Blick Creative was asked to review the Deafblind Australia’s existing brand and website and create new ones. This project was a great fit for us, as we have more than a decade of experience in accessibility and inclusiveness and are becoming increasingly active in the not-for-profit and disability support space. Deafblind Australia had many important new requirements for the new look brand and website, which inspired us to develop several great concepts, which the client is still reviewing.
The experience has inspired me to reflect that it’s not only the end product that needs to meet its audience’s accessibility requirements – it’s the entire process. This is because to be truly, wholly inclusive, the process of design and content creation should involve the audience in every stage, from workshopping and concept development to design, build and review. For us, collaborating with a client means learning from one another, listening, and being open-minded and flexible.
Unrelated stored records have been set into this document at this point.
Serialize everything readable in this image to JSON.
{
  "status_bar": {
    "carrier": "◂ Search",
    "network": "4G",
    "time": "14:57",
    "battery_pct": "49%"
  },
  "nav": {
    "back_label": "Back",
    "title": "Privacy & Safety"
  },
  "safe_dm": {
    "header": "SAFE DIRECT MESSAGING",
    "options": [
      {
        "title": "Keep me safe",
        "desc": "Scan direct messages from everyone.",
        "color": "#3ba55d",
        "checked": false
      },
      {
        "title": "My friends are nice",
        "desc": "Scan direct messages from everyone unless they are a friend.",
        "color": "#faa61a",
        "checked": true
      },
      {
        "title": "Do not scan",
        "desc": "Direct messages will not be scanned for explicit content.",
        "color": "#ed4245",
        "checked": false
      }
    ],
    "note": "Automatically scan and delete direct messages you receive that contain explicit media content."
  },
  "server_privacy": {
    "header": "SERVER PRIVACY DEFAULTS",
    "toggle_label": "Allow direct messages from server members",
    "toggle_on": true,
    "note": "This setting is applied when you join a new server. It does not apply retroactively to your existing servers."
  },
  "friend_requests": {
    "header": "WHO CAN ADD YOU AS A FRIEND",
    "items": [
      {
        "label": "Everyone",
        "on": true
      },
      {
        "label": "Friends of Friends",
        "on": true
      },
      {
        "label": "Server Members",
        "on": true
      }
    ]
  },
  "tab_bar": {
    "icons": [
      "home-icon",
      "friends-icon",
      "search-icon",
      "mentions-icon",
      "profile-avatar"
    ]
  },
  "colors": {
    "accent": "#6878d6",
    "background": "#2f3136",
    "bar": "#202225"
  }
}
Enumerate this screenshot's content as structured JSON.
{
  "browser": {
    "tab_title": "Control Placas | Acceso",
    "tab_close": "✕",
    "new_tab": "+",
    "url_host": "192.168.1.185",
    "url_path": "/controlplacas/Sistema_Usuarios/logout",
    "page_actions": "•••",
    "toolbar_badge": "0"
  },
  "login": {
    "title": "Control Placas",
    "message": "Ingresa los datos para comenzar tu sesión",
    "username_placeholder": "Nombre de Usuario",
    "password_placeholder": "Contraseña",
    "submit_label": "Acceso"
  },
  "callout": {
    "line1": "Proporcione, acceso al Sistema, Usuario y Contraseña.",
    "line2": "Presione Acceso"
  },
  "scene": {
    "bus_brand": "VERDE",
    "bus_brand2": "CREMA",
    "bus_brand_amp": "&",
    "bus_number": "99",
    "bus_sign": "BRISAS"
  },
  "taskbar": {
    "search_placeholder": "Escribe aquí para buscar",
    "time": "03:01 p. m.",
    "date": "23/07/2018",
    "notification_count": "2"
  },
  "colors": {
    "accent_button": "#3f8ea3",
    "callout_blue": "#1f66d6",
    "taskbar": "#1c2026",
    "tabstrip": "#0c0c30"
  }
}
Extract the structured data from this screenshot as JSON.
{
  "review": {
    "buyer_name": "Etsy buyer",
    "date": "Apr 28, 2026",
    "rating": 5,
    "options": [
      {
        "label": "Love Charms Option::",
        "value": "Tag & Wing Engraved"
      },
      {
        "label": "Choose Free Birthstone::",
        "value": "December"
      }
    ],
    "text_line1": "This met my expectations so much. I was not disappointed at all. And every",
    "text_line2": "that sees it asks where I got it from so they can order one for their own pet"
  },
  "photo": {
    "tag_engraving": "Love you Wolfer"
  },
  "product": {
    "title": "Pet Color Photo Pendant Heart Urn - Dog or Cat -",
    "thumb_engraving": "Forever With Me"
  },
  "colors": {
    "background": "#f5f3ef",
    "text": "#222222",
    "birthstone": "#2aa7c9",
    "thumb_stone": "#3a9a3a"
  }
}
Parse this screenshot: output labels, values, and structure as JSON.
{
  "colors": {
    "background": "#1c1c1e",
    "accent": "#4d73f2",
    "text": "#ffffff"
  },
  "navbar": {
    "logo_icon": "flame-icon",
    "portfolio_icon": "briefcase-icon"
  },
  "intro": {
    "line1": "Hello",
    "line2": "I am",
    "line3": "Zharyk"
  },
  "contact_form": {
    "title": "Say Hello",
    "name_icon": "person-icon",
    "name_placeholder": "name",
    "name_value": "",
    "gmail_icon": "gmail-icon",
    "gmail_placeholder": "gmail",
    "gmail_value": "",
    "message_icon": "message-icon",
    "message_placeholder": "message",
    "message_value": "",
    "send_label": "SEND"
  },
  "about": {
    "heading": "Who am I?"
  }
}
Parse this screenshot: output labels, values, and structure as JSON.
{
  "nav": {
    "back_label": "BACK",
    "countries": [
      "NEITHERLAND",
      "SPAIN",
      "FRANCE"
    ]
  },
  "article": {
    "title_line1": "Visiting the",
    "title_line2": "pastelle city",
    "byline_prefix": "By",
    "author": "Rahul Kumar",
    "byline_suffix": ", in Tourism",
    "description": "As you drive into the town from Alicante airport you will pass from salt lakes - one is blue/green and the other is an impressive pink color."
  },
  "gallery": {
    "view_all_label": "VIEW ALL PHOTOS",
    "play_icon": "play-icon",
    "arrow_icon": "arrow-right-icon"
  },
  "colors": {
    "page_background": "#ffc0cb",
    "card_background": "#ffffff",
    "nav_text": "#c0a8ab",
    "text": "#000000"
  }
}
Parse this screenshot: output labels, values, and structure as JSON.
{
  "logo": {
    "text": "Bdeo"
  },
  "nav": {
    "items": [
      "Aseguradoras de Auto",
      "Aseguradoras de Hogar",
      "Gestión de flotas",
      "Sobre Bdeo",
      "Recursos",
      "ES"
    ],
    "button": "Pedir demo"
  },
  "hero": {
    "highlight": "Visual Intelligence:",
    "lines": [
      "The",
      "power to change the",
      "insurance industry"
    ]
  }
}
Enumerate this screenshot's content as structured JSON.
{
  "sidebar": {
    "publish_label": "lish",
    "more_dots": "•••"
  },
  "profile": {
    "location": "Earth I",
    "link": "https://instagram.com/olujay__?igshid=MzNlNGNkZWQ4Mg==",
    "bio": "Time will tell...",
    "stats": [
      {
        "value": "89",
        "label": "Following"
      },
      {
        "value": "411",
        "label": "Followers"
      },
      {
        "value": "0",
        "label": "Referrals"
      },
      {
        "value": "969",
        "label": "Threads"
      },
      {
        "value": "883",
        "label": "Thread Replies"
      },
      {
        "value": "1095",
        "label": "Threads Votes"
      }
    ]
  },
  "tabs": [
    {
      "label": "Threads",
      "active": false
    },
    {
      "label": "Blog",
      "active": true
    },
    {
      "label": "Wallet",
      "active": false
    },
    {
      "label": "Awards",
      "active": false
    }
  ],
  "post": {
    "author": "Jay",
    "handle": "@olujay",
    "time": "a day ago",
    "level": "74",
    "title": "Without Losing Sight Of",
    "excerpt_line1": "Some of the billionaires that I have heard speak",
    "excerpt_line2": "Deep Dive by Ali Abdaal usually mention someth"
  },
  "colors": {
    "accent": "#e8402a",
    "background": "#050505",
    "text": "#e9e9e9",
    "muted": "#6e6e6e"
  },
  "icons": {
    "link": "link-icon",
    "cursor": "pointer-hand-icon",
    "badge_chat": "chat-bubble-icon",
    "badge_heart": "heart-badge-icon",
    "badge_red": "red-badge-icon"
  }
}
After some discussion, the Blick team we decided that the most accessible way to present our design concepts to Deafblind Australia would be in the form of a website. This is because there are plenty of tools and ways to make websites accessible to all audiences, and to present and explain a diversity of items. Whereas while other mediums such as word documents and pdfs can be accessible, they can also be limited in the diversity of what can be demonstrated and also in user choice of engagement.
We uploaded three brand concepts to our website. We ensured it met AAA accessibility standards, wrote full descriptions of each item and included additional features such as text to speech and screen readers, so that the content could be absorbed in the way that best suits the individual.
The client was really impressed. So far, we’ve received fantastic feedback on the designs, and on the ways we presented them remotely. We can’t wait to share more on this project with you as it evolves.